Have you been thinking about travelling to Iceland but still on the fence? Need a little bit of convincing before pulling the trigger on that flight ticket? Worried Iceland is just an icy wasteland that’s way too cold? Well don’t worry, we pulled out 10 photos from our photo library that we think will definitely make you drop what you‘re doing and book a flight there like, right now!
1. Mount Vestrahorn Bathed in Auroras
I mean, just look at this. How can you resist the chance of seeing this light show? This amazing photo of the aurora borealis was snapped at Vestrahorn which is located in east-Iceland, not far from the town of Höfn. Vestrahorn is a 454-meter high mountain that towers over the area of Horn. The mountain is one of Iceland’s few gabbro rock mountains.
2. Jokulsarlon in the Twilight
Are you convinced yet? Jokulsarlon glacier lagoon is without a doubt the best known, and the largest, of a number of glacial lakes that can be found in Iceland. Jokulsarlon is situated at the south end of the glacier of Vatnajokull, right between the Skaftafell preservation area in Vatnajokull National Park and Hofn. The lagoon’s size is increasing, since the glacier is constantly receding. It is also the deepest lake in Iceland, with latest measurements showing a depth of almost 300m.
According to Icelandic folklore the amazing monolith of Hvítserkur is a troll that was caught by the sunlight and turned to stone. The name means white shirt in Icelandic. The foundations of Hvítserkur were slowly breaking away, but a few years ago they were reinforced with concrete to preserve the rock.
4. Strokkur Spouting at Geysir Geothermal Area
This one must seal the deal for you. Strokkur (the churn) is the most energetic spouting spring in Iceland today. It spouts relatively regularly, every few minutes, sometimes reaching a height of about 40 m, but generally less than 10-20 m. Geysir and Strokkur are a part of the Golden Circle tour, the most popular tourist route in Iceland.
Gunnuhver is a mudpool located in the Reykjanes Peninsula, south of Keflavik international airport. It is named after the female ghost Gunna, which is said to have been tricked by a priest to fall into the pool, about 400 years ago.
6. Icelandic Horses Grazing in the Sun
All right, the Icelandic horse.

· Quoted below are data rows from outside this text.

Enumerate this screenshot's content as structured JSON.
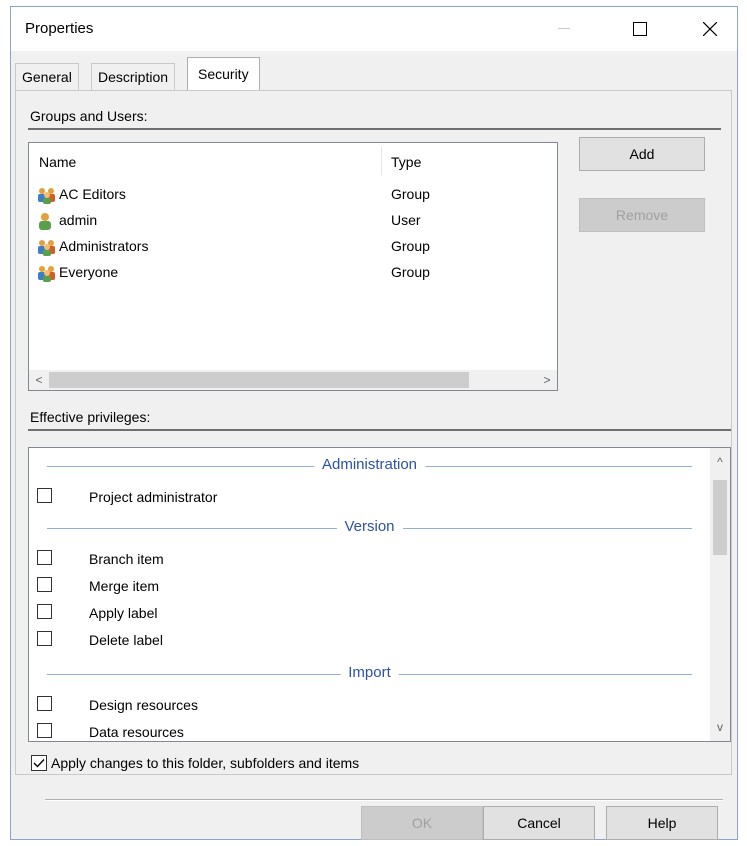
{
  "window": {
    "title": "Properties",
    "minimize_icon": "minimize-icon",
    "maximize_icon": "maximize-icon",
    "close_icon": "close-icon"
  },
  "tabs": [
    {
      "label": "General",
      "active": false
    },
    {
      "label": "Description",
      "active": false
    },
    {
      "label": "Security",
      "active": true
    }
  ],
  "groups_users": {
    "section_label": "Groups and Users:",
    "columns": {
      "name": "Name",
      "type": "Type"
    },
    "rows": [
      {
        "name": "AC Editors",
        "type": "Group",
        "icon": "group-icon"
      },
      {
        "name": "admin",
        "type": "User",
        "icon": "user-icon"
      },
      {
        "name": "Administrators",
        "type": "Group",
        "icon": "group-icon"
      },
      {
        "name": "Everyone",
        "type": "Group",
        "icon": "group-icon"
      }
    ],
    "scroll_left": "<",
    "scroll_right": ">"
  },
  "buttons": {
    "add": "Add",
    "remove": "Remove",
    "ok": "OK",
    "cancel": "Cancel",
    "help": "Help"
  },
  "privileges": {
    "section_label": "Effective privileges:",
    "groups": [
      {
        "title": "Administration",
        "items": [
          "Project administrator"
        ]
      },
      {
        "title": "Version",
        "items": [
          "Branch item",
          "Merge item",
          "Apply label",
          "Delete label"
        ]
      },
      {
        "title": "Import",
        "items": [
          "Design resources",
          "Data resources"
        ]
      }
    ],
    "scroll_up": "^",
    "scroll_down": "v"
  },
  "apply_changes": {
    "label": "Apply changes to this folder, subfolders and items",
    "checked": true
  },
  "colors": {
    "group_title": "#2c52a1",
    "group_line": "#95aed1",
    "window_bg": "#f0f0f0"
  }
}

The fuzzy steeds that melt every traveller's heart when they stop to greet them. Icelandic horses are found all over Iceland, often lazily grazing in the fields or running majestically in a herd. The Icelandic horse is well known for being the only breed that has five gaits. The breed is also characteristically known as being a bit smaller and stockier than other horse breeds. But don’t call them ponies to an Icelander’s face if you’re not ready to be schooled in how they are not ponies!
7. Glacier Tunnel in Langjokull

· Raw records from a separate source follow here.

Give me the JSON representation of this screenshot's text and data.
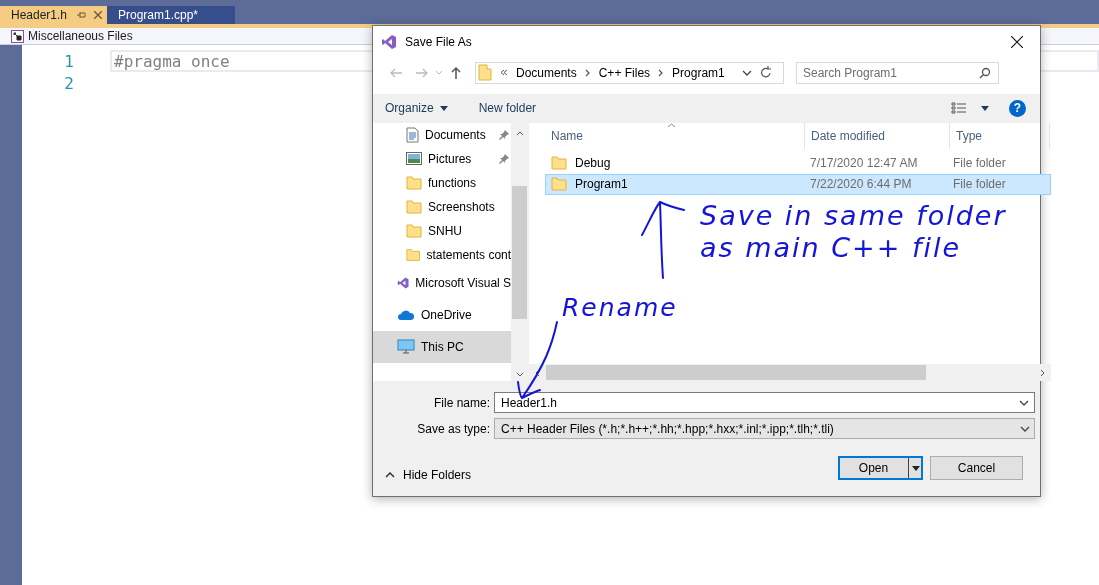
{
  "editor": {
    "tabs": [
      {
        "label": "Header1.h",
        "selected": true
      },
      {
        "label": "Program1.cpp*",
        "selected": false
      }
    ],
    "breadcrumb": "Miscellaneous Files",
    "lines": [
      {
        "number": "1",
        "code": "#pragma once",
        "current": true
      },
      {
        "number": "2",
        "current": false
      }
    ]
  },
  "dialog": {
    "title": "Save File As",
    "path": [
      "Documents",
      "C++ Files",
      "Program1"
    ],
    "search": {
      "placeholder": "Search Program1"
    },
    "toolbar": {
      "organize": "Organize",
      "new_folder": "New folder",
      "help": "?"
    },
    "sidebar": [
      {
        "label": "Documents",
        "kind": "document",
        "pinned": true,
        "selected": false
      },
      {
        "label": "Pictures",
        "kind": "pictures",
        "pinned": true,
        "selected": false
      },
      {
        "label": "functions",
        "kind": "folder",
        "pinned": false,
        "selected": false
      },
      {
        "label": "Screenshots",
        "kind": "folder",
        "pinned": false,
        "selected": false
      },
      {
        "label": "SNHU",
        "kind": "folder",
        "pinned": false,
        "selected": false
      },
      {
        "label": "statements cont",
        "kind": "folder",
        "pinned": false,
        "selected": false
      },
      {
        "label": "Microsoft Visual S",
        "kind": "vs",
        "pinned": false,
        "selected": false
      },
      {
        "label": "OneDrive",
        "kind": "cloud",
        "pinned": false,
        "selected": false
      },
      {
        "label": "This PC",
        "kind": "pc",
        "pinned": false,
        "selected": true
      }
    ],
    "columns": [
      "Name",
      "Date modified",
      "Type"
    ],
    "rows": [
      {
        "name": "Debug",
        "date": "7/17/2020 12:47 AM",
        "type": "File folder",
        "selected": false
      },
      {
        "name": "Program1",
        "date": "7/22/2020 6:44 PM",
        "type": "File folder",
        "selected": true
      }
    ],
    "file_name": {
      "label": "File name:",
      "value": "Header1.h"
    },
    "save_type": {
      "label": "Save as type:",
      "value": "C++ Header Files (*.h;*.h++;*.hh;*.hpp;*.hxx;*.inl;*.ipp;*.tlh;*.tli)"
    },
    "hide_folders": "Hide Folders",
    "buttons": {
      "open": "Open",
      "cancel": "Cancel"
    }
  },
  "annotations": [
    {
      "kind": "note",
      "lines": [
        "Save in same folder",
        "as main C++ file"
      ]
    },
    {
      "kind": "label",
      "lines": [
        "Rename"
      ]
    }
  ]
}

When in Iceland, you’ll get an unmissable opportunity to see the majestic world inside the heart of Langjokull glacier with your own eyes and explore 2500 years of ice sculpting by the hand of nature. A monster truck will transport you up to the entrance of the tunnel, which is situated at 1200m above sea level.
8. Kerid Volcanic Crater

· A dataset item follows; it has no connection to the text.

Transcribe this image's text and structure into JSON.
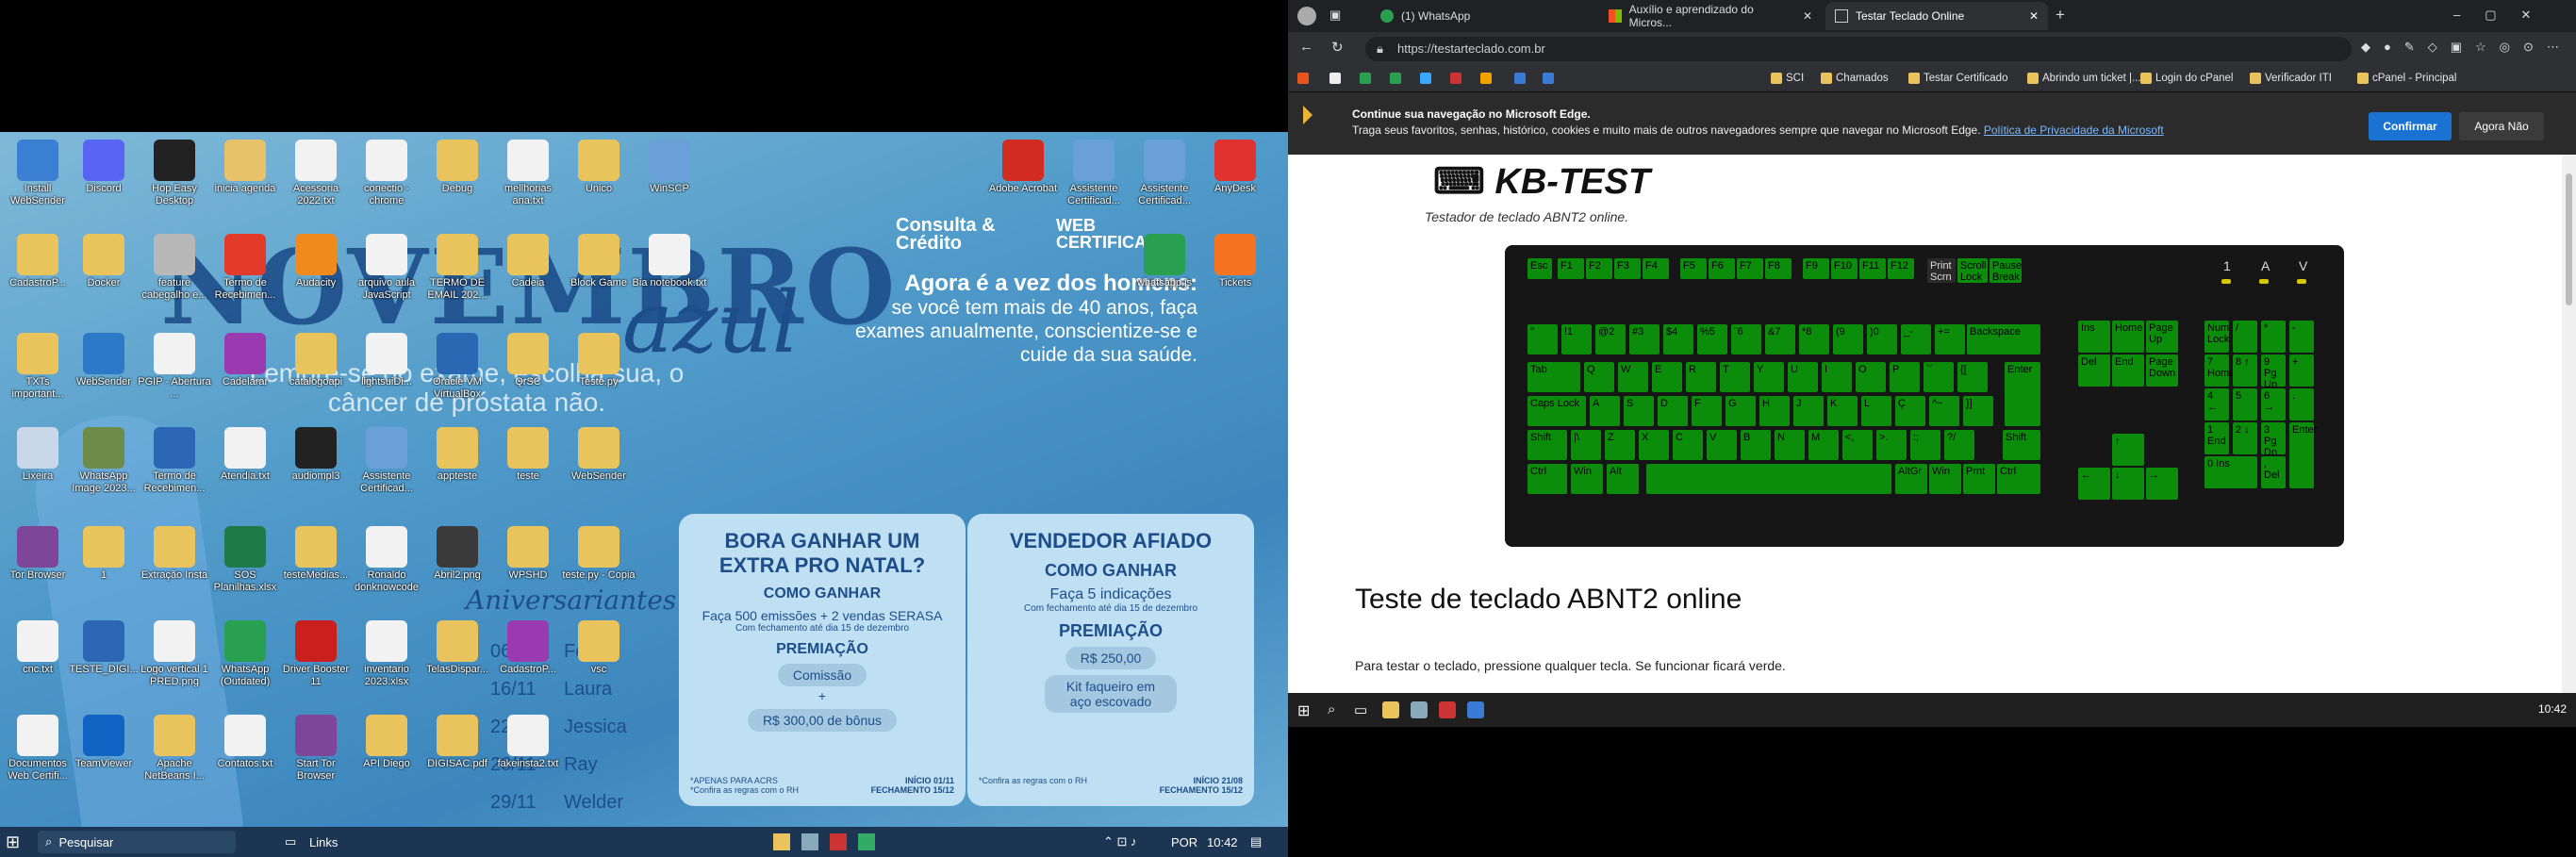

It was first thought that Kerið was formed by a huge volcanic explosion a long time ago, as is usual for volcanic craters. However, research findings now tell us that the crater was probably a cone volcano which erupted and emptied its magma reserve. The cone then collapsed into the magma chamber and created the magnificent crater lake, which is bordered by distinct, strongly coloured, red volcanic rock.
9. Laugavegur Hiking Route
The Laugavegur hiking trail is renowned worldwide for its extreme diversity and stark naturaly beauty. The trek starts in Landmannalaugar, a geothermal rainbow coloured wonderland in the Icelandic highlands. From there the trail winds through deserts, plains and gorges, before ending in a lush birch forest in the valley of Thorsmork. The trek takes about five days, but if you’re in a hurry you can also do it in less than that.
10. Behind Seljalandsfoss Waterfall
Seljalandsfoss is a very photogenic waterfall that plunges from ancient sea cliffs down over 60 m to a shallow pool at the bottom. It is possible to take a walk behind the waterfall and enjoy the beautiful scenery from there, an easy and popular activity for those who visit the waterfall. The water comes from the infamous volcano and glacier Eyjafjallajökull, which erupted in 2010.
So.. Have you booked that ticket yet?